REETHS-PUFFER’S PLAY AND LEARN FROM BIRTH TO FOUR DEVELOPS SKILLS THROUGH SENSORY PLAY.
Imagine trying to learn how to use your computer or smart phone without the computer or phone in front of you. Children—and adults too—learn best when they can engage their senses—all of them.
As technology makes our world easier to navigate, it can also eliminate certain motor skills we learned as a child—like turning a button for “on” or “off”.
The Play and Learn program at Reeths-Puffer McMillan School meets mornings twice a week to give children an opportunity to investigate and explore materials and ideas with other children their age. They are playing—but learning lots of sensory skills at the same time.

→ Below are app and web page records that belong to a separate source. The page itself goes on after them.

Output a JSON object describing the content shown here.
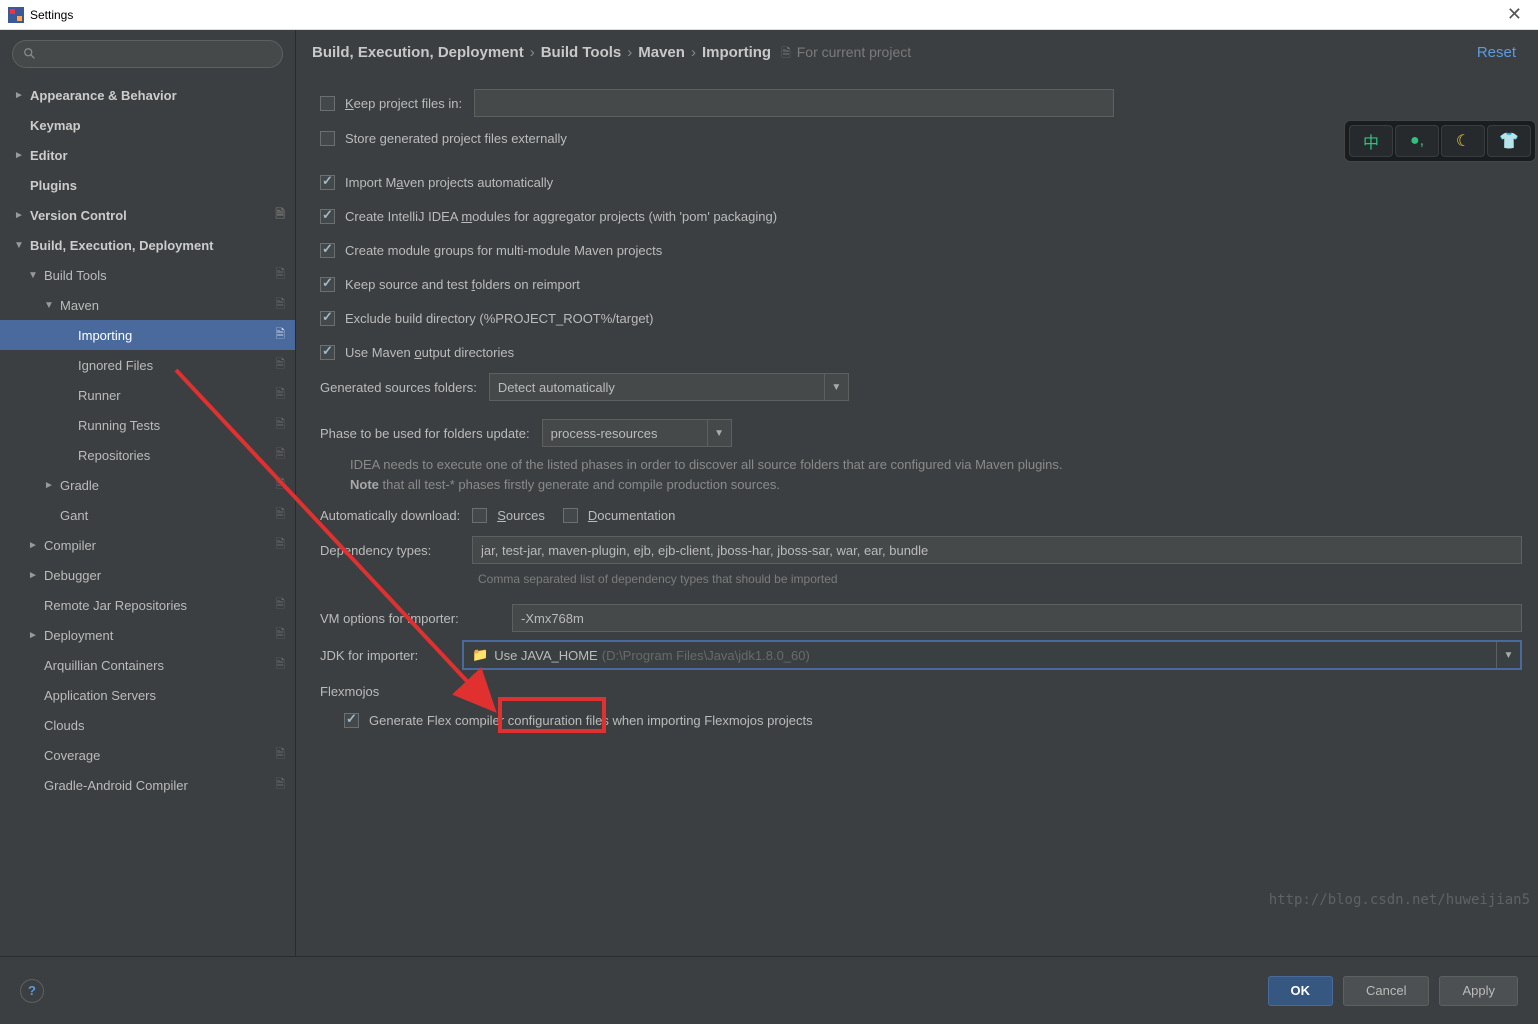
{
  "window": {
    "title": "Settings"
  },
  "search": {
    "placeholder": ""
  },
  "sidebar": {
    "items": [
      {
        "label": "Appearance & Behavior",
        "arrow": "►",
        "bold": true,
        "depth": 0
      },
      {
        "label": "Keymap",
        "arrow": "",
        "bold": true,
        "depth": 0
      },
      {
        "label": "Editor",
        "arrow": "►",
        "bold": true,
        "depth": 0
      },
      {
        "label": "Plugins",
        "arrow": "",
        "bold": true,
        "depth": 0
      },
      {
        "label": "Version Control",
        "arrow": "►",
        "bold": true,
        "depth": 0,
        "icon": true
      },
      {
        "label": "Build, Execution, Deployment",
        "arrow": "▼",
        "bold": true,
        "depth": 0
      },
      {
        "label": "Build Tools",
        "arrow": "▼",
        "bold": false,
        "depth": 1,
        "icon": true
      },
      {
        "label": "Maven",
        "arrow": "▼",
        "bold": false,
        "depth": 2,
        "icon": true
      },
      {
        "label": "Importing",
        "arrow": "",
        "bold": false,
        "depth": 3,
        "icon": true,
        "selected": true
      },
      {
        "label": "Ignored Files",
        "arrow": "",
        "bold": false,
        "depth": 3,
        "icon": true
      },
      {
        "label": "Runner",
        "arrow": "",
        "bold": false,
        "depth": 3,
        "icon": true
      },
      {
        "label": "Running Tests",
        "arrow": "",
        "bold": false,
        "depth": 3,
        "icon": true
      },
      {
        "label": "Repositories",
        "arrow": "",
        "bold": false,
        "depth": 3,
        "icon": true
      },
      {
        "label": "Gradle",
        "arrow": "►",
        "bold": false,
        "depth": 2,
        "icon": true
      },
      {
        "label": "Gant",
        "arrow": "",
        "bold": false,
        "depth": 2,
        "icon": true
      },
      {
        "label": "Compiler",
        "arrow": "►",
        "bold": false,
        "depth": 1,
        "icon": true
      },
      {
        "label": "Debugger",
        "arrow": "►",
        "bold": false,
        "depth": 1
      },
      {
        "label": "Remote Jar Repositories",
        "arrow": "",
        "bold": false,
        "depth": 1,
        "icon": true
      },
      {
        "label": "Deployment",
        "arrow": "►",
        "bold": false,
        "depth": 1,
        "icon": true
      },
      {
        "label": "Arquillian Containers",
        "arrow": "",
        "bold": false,
        "depth": 1,
        "icon": true
      },
      {
        "label": "Application Servers",
        "arrow": "",
        "bold": false,
        "depth": 1
      },
      {
        "label": "Clouds",
        "arrow": "",
        "bold": false,
        "depth": 1
      },
      {
        "label": "Coverage",
        "arrow": "",
        "bold": false,
        "depth": 1,
        "icon": true
      },
      {
        "label": "Gradle-Android Compiler",
        "arrow": "",
        "bold": false,
        "depth": 1,
        "icon": true
      }
    ]
  },
  "breadcrumb": {
    "p1": "Build, Execution, Deployment",
    "p2": "Build Tools",
    "p3": "Maven",
    "p4": "Importing",
    "scope": "For current project"
  },
  "reset_label": "Reset",
  "form": {
    "keep_project_files": "Keep project files in:",
    "store_externally": "Store generated project files externally",
    "import_auto": "Import Maven projects automatically",
    "create_modules": "Create IntelliJ IDEA modules for aggregator projects (with 'pom' packaging)",
    "create_groups": "Create module groups for multi-module Maven projects",
    "keep_source": "Keep source and test folders on reimport",
    "exclude_build": "Exclude build directory (%PROJECT_ROOT%/target)",
    "use_output": "Use Maven output directories",
    "gen_sources_label": "Generated sources folders:",
    "gen_sources_value": "Detect automatically",
    "phase_label": "Phase to be used for folders update:",
    "phase_value": "process-resources",
    "phase_note1": "IDEA needs to execute one of the listed phases in order to discover all source folders that are configured via Maven plugins.",
    "phase_note2_a": "Note",
    "phase_note2_b": " that all test-* phases firstly generate and compile production sources.",
    "auto_download_label": "Automatically download:",
    "sources_label": "Sources",
    "docs_label": "Documentation",
    "dep_types_label": "Dependency types:",
    "dep_types_value": "jar, test-jar, maven-plugin, ejb, ejb-client, jboss-har, jboss-sar, war, ear, bundle",
    "dep_hint": "Comma separated list of dependency types that should be imported",
    "vm_label": "VM options for importer:",
    "vm_value": "-Xmx768m",
    "jdk_label": "JDK for importer:",
    "jdk_value": "Use JAVA_HOME",
    "jdk_hint": "(D:\\Program Files\\Java\\jdk1.8.0_60)",
    "flexmojos_label": "Flexmojos",
    "flex_gen": "Generate Flex compiler configuration files when importing Flexmojos projects"
  },
  "buttons": {
    "ok": "OK",
    "cancel": "Cancel",
    "apply": "Apply",
    "help": "?"
  },
  "watermark": "http://blog.csdn.net/huweijian5",
  "float_tool": {
    "b1": "中",
    "b2": "●,",
    "b3": "☾",
    "b4": "👕"
  }
}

The program began through a grant from the MAISD. Tish Hoffman, a kindergarten teacher for 23 years, developed the curriculum as she saw more and more children not ready for kindergarten. “Technology is good, but it also reduces certain activities all children learn to do as they grow,” Hoffman said. “Video games are fun to play but then we see small children not wanting to walk on the grass because they haven’t been outside enough.”Each month has a different theme—farm was the focus the day I visited.The classroom is full of “sensory” tubs on child size tables. Each table focuses on different skills. For example, one table holds play doh—homemade by Hoffman, or Miss Tish as she is called by the children. At another table a child uses tweezers, which helps her prepare to hold pencils. There’s blocks and books and crayons—all fun but all with a purpose.
The morning is simple. First, there is open playtime and then the children pick up and gather in front of Miss Tish for announcements. Then an hour of playtime at each station leads to storytelling. It was a joy to watch.

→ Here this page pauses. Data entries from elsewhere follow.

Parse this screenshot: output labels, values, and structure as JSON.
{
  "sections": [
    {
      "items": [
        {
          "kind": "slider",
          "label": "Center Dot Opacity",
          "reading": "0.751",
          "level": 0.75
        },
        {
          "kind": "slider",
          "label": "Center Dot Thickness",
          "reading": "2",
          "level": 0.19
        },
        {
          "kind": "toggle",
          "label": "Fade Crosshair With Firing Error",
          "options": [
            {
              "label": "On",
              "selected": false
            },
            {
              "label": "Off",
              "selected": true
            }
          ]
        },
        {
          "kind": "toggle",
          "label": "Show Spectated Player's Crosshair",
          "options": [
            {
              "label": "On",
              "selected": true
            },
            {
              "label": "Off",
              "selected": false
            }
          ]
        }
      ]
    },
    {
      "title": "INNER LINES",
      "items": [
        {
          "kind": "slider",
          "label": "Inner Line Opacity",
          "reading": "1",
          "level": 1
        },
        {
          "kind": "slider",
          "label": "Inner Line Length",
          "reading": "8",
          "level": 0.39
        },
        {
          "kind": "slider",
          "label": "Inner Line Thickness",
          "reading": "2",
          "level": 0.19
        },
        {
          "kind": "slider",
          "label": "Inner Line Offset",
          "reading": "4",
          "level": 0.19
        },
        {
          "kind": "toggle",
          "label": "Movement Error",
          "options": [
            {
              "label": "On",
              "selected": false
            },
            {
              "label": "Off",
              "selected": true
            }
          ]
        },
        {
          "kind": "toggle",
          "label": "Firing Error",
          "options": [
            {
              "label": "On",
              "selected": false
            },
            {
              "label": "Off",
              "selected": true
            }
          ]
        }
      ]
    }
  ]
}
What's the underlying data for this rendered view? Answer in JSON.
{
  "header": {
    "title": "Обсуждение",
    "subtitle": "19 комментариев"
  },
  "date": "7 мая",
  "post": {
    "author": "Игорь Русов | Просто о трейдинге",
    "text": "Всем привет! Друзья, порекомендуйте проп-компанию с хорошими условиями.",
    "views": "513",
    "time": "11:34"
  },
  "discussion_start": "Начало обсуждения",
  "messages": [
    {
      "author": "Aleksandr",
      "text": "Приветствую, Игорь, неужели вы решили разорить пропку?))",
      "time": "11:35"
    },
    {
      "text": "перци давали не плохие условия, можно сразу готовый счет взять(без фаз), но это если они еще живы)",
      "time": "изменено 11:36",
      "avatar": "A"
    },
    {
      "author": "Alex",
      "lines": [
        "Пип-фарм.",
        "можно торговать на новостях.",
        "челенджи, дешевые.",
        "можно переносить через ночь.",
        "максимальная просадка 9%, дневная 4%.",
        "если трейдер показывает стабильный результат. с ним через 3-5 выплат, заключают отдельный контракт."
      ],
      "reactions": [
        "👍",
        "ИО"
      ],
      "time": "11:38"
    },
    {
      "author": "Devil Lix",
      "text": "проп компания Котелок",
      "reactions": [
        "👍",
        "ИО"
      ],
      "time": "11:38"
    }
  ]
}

The program is free, open to anyone in Muskegon County and has a one- time registration. Attendance is not required for every session. Attendance ranges from 25-40 students. Kady Ohs is Hoffman’s assistant—“she keeps me organized” Hoffman said, and the children are accompanied by one of their parents or grandparents.
“I heard about the program from the library,” said Nancy Licatovich, grandmother of Logan and Dylan. “We absolutely love it—the boys get dressed so fast because they know they are going to have fun. The kids love the songs, the stories — it builds self confidence when they are able to achieve the skills at each station,” Licatovich added.